The storm was “likely to cause widespread destruction and coastal flooding along Baluchistan coast due to extremely heavy rainfall, gale [force] winds and associated storm surge”, Qamar-uz-Zaman Chaudhry, director-general of the Pakistan meteorological department, said on Tuesday.
He said the storm’s intensity was decelerating and would subside by evening.
Most of the 120,000 residents of the southwestern port city of Gwadar were moved to higher ground, Abdul Ghaffar Hoth, the city’s mayor, said.
People from other smaller towns were also moved inland to escape the cyclone.
“We have imposed an emergency in the district and asked the army and other forces to be on alert,” he said.
Residents said the latest cyclone had severed road and telephone links to the affected coastal region, hampering relief efforts.
At least three small boats were reported to have sunk and 18 fishing boats were missing.
A Pakistan navy official said 75 people stranded on four floundering vessels were rescued using helicopters.
Chaudhry said that the “worst appears to be over” for southern Sindh province, which was battered by the storm at the weekend, but that widespread rains would continue until late on Tuesday.
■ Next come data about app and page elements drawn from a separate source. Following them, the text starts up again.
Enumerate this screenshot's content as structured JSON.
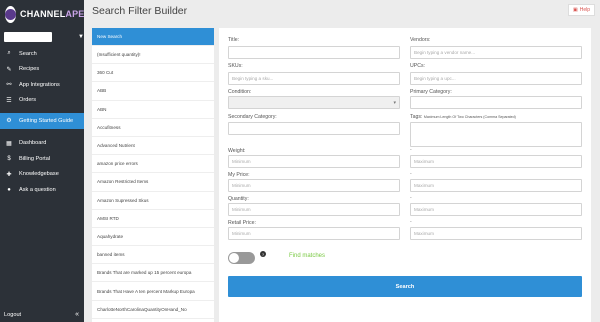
{
  "brand": {
    "name_main": "CHANNEL",
    "name_accent": "APE"
  },
  "sidebar": {
    "items": [
      {
        "label": "Search",
        "icon": "search-icon",
        "glyph": "⌕"
      },
      {
        "label": "Recipes",
        "icon": "wrench-icon",
        "glyph": "✎"
      },
      {
        "label": "App Integrations",
        "icon": "plug-icon",
        "glyph": "⚯"
      },
      {
        "label": "Orders",
        "icon": "list-icon",
        "glyph": "☰"
      },
      {
        "label": "Getting Started Guide",
        "icon": "gear-icon",
        "glyph": "⚙",
        "active": true
      },
      {
        "label": "Dashboard",
        "icon": "dashboard-icon",
        "glyph": "▦"
      },
      {
        "label": "Billing Portal",
        "icon": "money-icon",
        "glyph": "$"
      },
      {
        "label": "Knowledgebase",
        "icon": "book-icon",
        "glyph": "✚"
      },
      {
        "label": "Ask a question",
        "icon": "chat-icon",
        "glyph": "●"
      }
    ],
    "logout": "Logout",
    "collapse": "«"
  },
  "header": {
    "title": "Search Filter Builder",
    "help": "Help"
  },
  "saved_searches": [
    "New Search",
    "(Insufficient quantity)!",
    "360 Cut",
    "ABB",
    "ABN",
    "Accufitness",
    "Advanced Nutrient",
    "amazon price errors",
    "Amazon Restricted Items",
    "Amazon Supressed Skus",
    "AMSI RTD",
    "Aquahydrate",
    "banned items",
    "Brands That are marked up 15 percent europa",
    "Brands That Have A ten percent Markup Europa",
    "CharlotteNorthCarolinaQuantityOnHand_No"
  ],
  "form": {
    "title": {
      "label": "Title:",
      "value": ""
    },
    "vendors": {
      "label": "Vendors:",
      "placeholder": "Begin typing a vendor name..."
    },
    "skus": {
      "label": "SKUs:",
      "placeholder": "Begin typing a sku..."
    },
    "upcs": {
      "label": "UPCs:",
      "placeholder": "Begin typing a upc..."
    },
    "condition": {
      "label": "Condition:",
      "value": ""
    },
    "primary_category": {
      "label": "Primary Category:",
      "value": ""
    },
    "secondary_category": {
      "label": "Secondary Category:",
      "value": ""
    },
    "tags": {
      "label": "Tags:",
      "hint": "Maximum Length Of Two Characters (Comma Separated)",
      "value": ""
    },
    "weight": {
      "label": "Weight:",
      "min": "Minimum",
      "max": "Maximum"
    },
    "my_price": {
      "label": "My Price:",
      "min": "Minimum",
      "max": "Maximum"
    },
    "quantity": {
      "label": "Quantity:",
      "min": "Minimum",
      "max": "Maximum"
    },
    "retail_price": {
      "label": "Retail Price:",
      "min": "Minimum",
      "max": "Maximum"
    },
    "range_dash": "-",
    "info_glyph": "?",
    "find_matches": "Find matches",
    "search_button": "Search"
  }
}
In Karachi, the clean-up was under way after the weekend storm, but many areas remained without electricity or drinking water, four people including an eight-year-old boy were electrocuted by fallen power lines and several riots broke out over the tense situation.
Al Jazeera’s Kamal Hyder said in Karachi: “The water resources of the city are badly contaminated, electric poles are down, telecommunications are down.
“The biggest concern now is that epidemics may follow if the clean-up is not done properly.”
Rains and floods also killed 38 people in neighbouring India over the weekend, raising the toll to 129 since the monsoon season set in four weeks ago, according to official reports.
The United Nations has offered to assist in national and local emergency relief efforts.